Now, Andrew never just disappeared–he just got disgusted with the fickle-ness of the music bidness, and he always kept in touch with his music-loving friends, many of whom are on board herein.  This set is one cool conglomeration of blues, swamp grooves, and even some pop-flavored gems.  Leading off is a story we can all relate to.  “That’s The Kind Of Day I Had Today” is the woebegone tale of a man who shoulda went left instead of right, complete with “two flat tires,” and “every move I made turns into a fight!”  It’s set over a groove that is as greasy and Big Easy as it gets!  The many facets of being in love is the stone rocker, “The Face Of Love,” which, as we all know, “can drive a man insane!  And, one sure way is when “the phone don’t ring at all,” but “I Still Got The Message” that this affair is over.

Andrew latches on to a good gal with the swamp-funk of “She Don’t Mess With My Buzz,” and that groove continues, even tho the girl is long-gone, leaving our hero feelin’ like a “Bag Of Bones!”   These two served as our favorites.

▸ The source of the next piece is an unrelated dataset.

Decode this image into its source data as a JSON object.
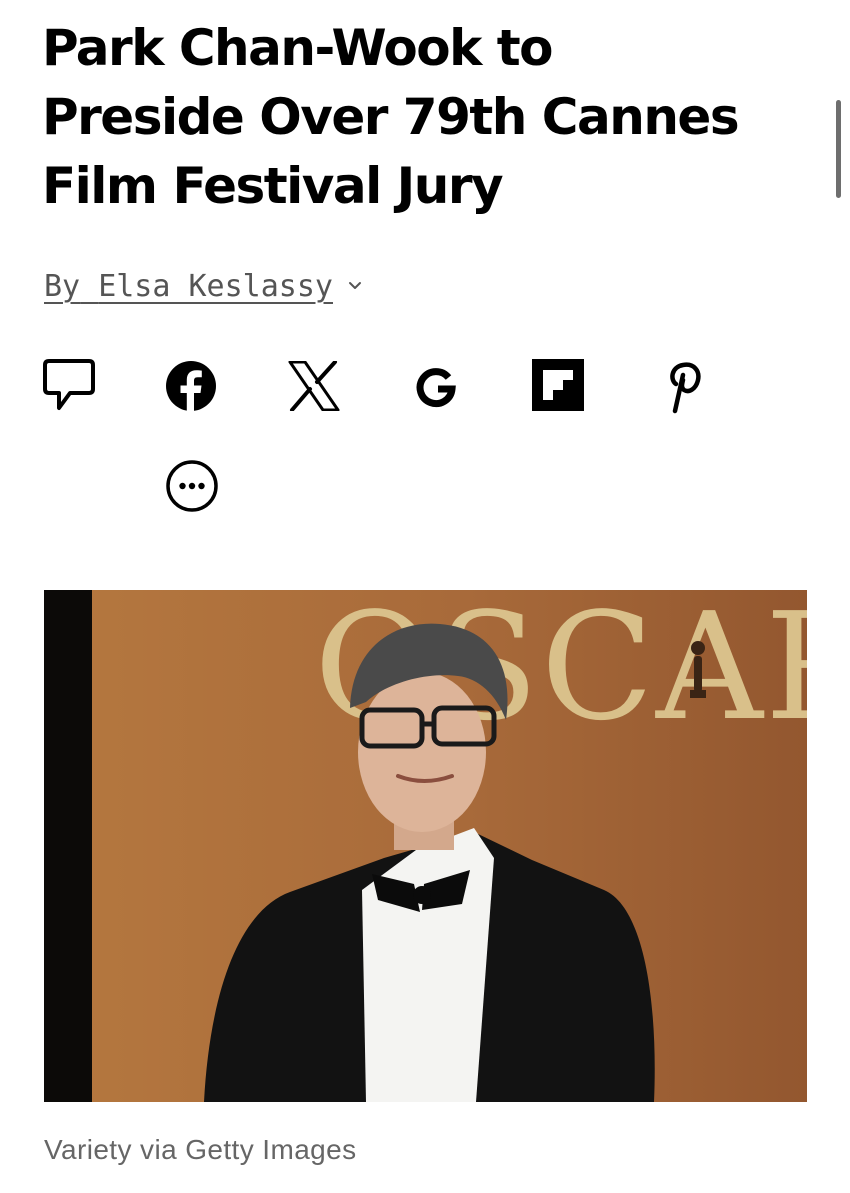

It’s good to see a talented artist such as Andrew Chapman back on the scene with some fresh, exciting material.  One could even go so far as to say, “Well, It’s About Time!”  Until next time…Sheryl and Don Crow.